## Hartley's Fmax test

Hartley's Fmax test is probably the simplest test of homogeneity of variances. It is not very sensitive to departures from homogeneity, but some statisticians (for example Winer (1991)) argue that this makes it more appropriate as a preliminary test on the model because F-tests are relatively robust to departures from homogeneity. This is true, providing sample sizes are equal.

The statistic Fmax is calculated as the ratio of the largest and smallest variances of the (k) groups each containing (n) observations:

#### Algebraically speaking -

 Fmax = s2largest s2smallest
where
• s2largest is the largest of the group variances,
• s2smallest is the smallest of the group variances,

The observed value of Fmax (with k and n-1 degrees of freedom) is then compared with a table of critical values provided in a number of statistical texts (such as Winer (1971)) or on the web (SPSS).

Most tables are only for equal numbers of replicates, but Gill (1978) includes a table for unequal replication, at least for α = 0.05. Alternatively, if there is only a small difference between sample sizes, one can use the largest sample size to provide the value of n required for use in the tables. This will result in the test being somewhat too liberal in reporting a significant deviation from homogeneity.

Hartley's Fmax test assumes that the data for each group are normally distributed. It is apparently quite sensitive to violations of this assumption, so it should not be used on heavily skewed data.

## Cochran's test

Cochran's test is another relatively simple homogeneity of variance test. It uses the ratio of the largest variance to the sum of the variances as the test statistic.

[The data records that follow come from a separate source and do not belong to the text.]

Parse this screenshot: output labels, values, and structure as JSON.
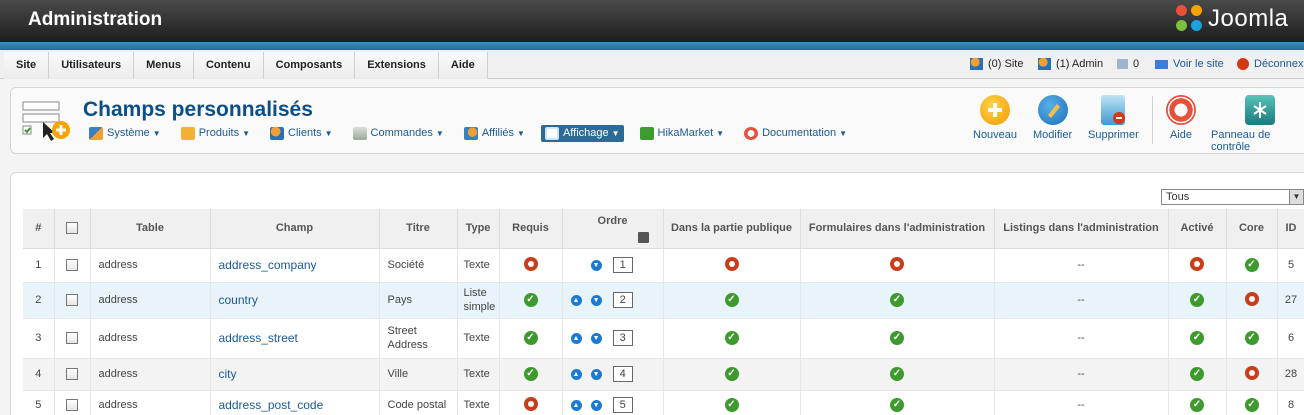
{
  "header": {
    "title": "Administration",
    "logo_text": "Joomla"
  },
  "menu": {
    "items": [
      "Site",
      "Utilisateurs",
      "Menus",
      "Contenu",
      "Composants",
      "Extensions",
      "Aide"
    ],
    "status": {
      "site": "(0) Site",
      "admin": "(1) Admin",
      "messages": "0",
      "view_site": "Voir le site",
      "logout": "Déconnexion"
    }
  },
  "toolbar": {
    "title": "Champs personnalisés",
    "submenu": [
      {
        "label": "Système",
        "icon": "tools-icon"
      },
      {
        "label": "Produits",
        "icon": "box-icon"
      },
      {
        "label": "Clients",
        "icon": "users-icon"
      },
      {
        "label": "Commandes",
        "icon": "orders-icon"
      },
      {
        "label": "Affiliés",
        "icon": "affiliate-icon"
      },
      {
        "label": "Affichage",
        "icon": "display-icon",
        "active": true
      },
      {
        "label": "HikaMarket",
        "icon": "market-icon"
      },
      {
        "label": "Documentation",
        "icon": "help-icon"
      }
    ],
    "buttons": {
      "new": "Nouveau",
      "edit": "Modifier",
      "delete": "Supprimer",
      "help": "Aide",
      "control_panel": "Panneau de contrôle"
    }
  },
  "filter": {
    "selected": "Tous"
  },
  "table": {
    "headers": {
      "num": "#",
      "table": "Table",
      "champ": "Champ",
      "titre": "Titre",
      "type": "Type",
      "requis": "Requis",
      "ordre": "Ordre",
      "public": "Dans la partie publique",
      "forms_admin": "Formulaires dans l'administration",
      "listings_admin": "Listings dans l'administration",
      "active": "Activé",
      "core": "Core",
      "id": "ID"
    },
    "rows": [
      {
        "num": "1",
        "table": "address",
        "champ": "address_company",
        "titre": "Société",
        "type": "Texte",
        "requis": false,
        "up": false,
        "down": true,
        "order": "1",
        "public": false,
        "forms": false,
        "listings": "--",
        "active": false,
        "core": true,
        "id": "5"
      },
      {
        "num": "2",
        "table": "address",
        "champ": "country",
        "titre": "Pays",
        "type": "Liste simple",
        "requis": true,
        "up": true,
        "down": true,
        "order": "2",
        "public": true,
        "forms": true,
        "listings": "--",
        "active": true,
        "core": false,
        "id": "27"
      },
      {
        "num": "3",
        "table": "address",
        "champ": "address_street",
        "titre": "Street Address",
        "type": "Texte",
        "requis": true,
        "up": true,
        "down": true,
        "order": "3",
        "public": true,
        "forms": true,
        "listings": "--",
        "active": true,
        "core": true,
        "id": "6"
      },
      {
        "num": "4",
        "table": "address",
        "champ": "city",
        "titre": "Ville",
        "type": "Texte",
        "requis": true,
        "up": true,
        "down": true,
        "order": "4",
        "public": true,
        "forms": true,
        "listings": "--",
        "active": true,
        "core": false,
        "id": "28"
      },
      {
        "num": "5",
        "table": "address",
        "champ": "address_post_code",
        "titre": "Code postal",
        "type": "Texte",
        "requis": false,
        "up": true,
        "down": true,
        "order": "5",
        "public": true,
        "forms": true,
        "listings": "--",
        "active": true,
        "core": true,
        "id": "8"
      }
    ]
  },
  "colors": {
    "brand_blue": "#0b4f8a",
    "link": "#1a5a96",
    "ok": "#3c9b2c",
    "no": "#c93d1a"
  }
}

Since it uses more information it is, not surprisingly, more powerful than Hartley's Fmax test - at least for small equal sample sizes.

#### Algebraically speaking -

 C = s2largest Σs2i
where
• s2largest is the largest of the group variances,
• s2i is the variance of the ith group.

A table of critical values of C (with k and n-1 degrees of freedom) is provided in Winer (1971) or on the web (SPSS). Tabulated values are only available for equal numbers of replicates, but if sample sizes vary little, one can use the largest sample size to provide the required value of n.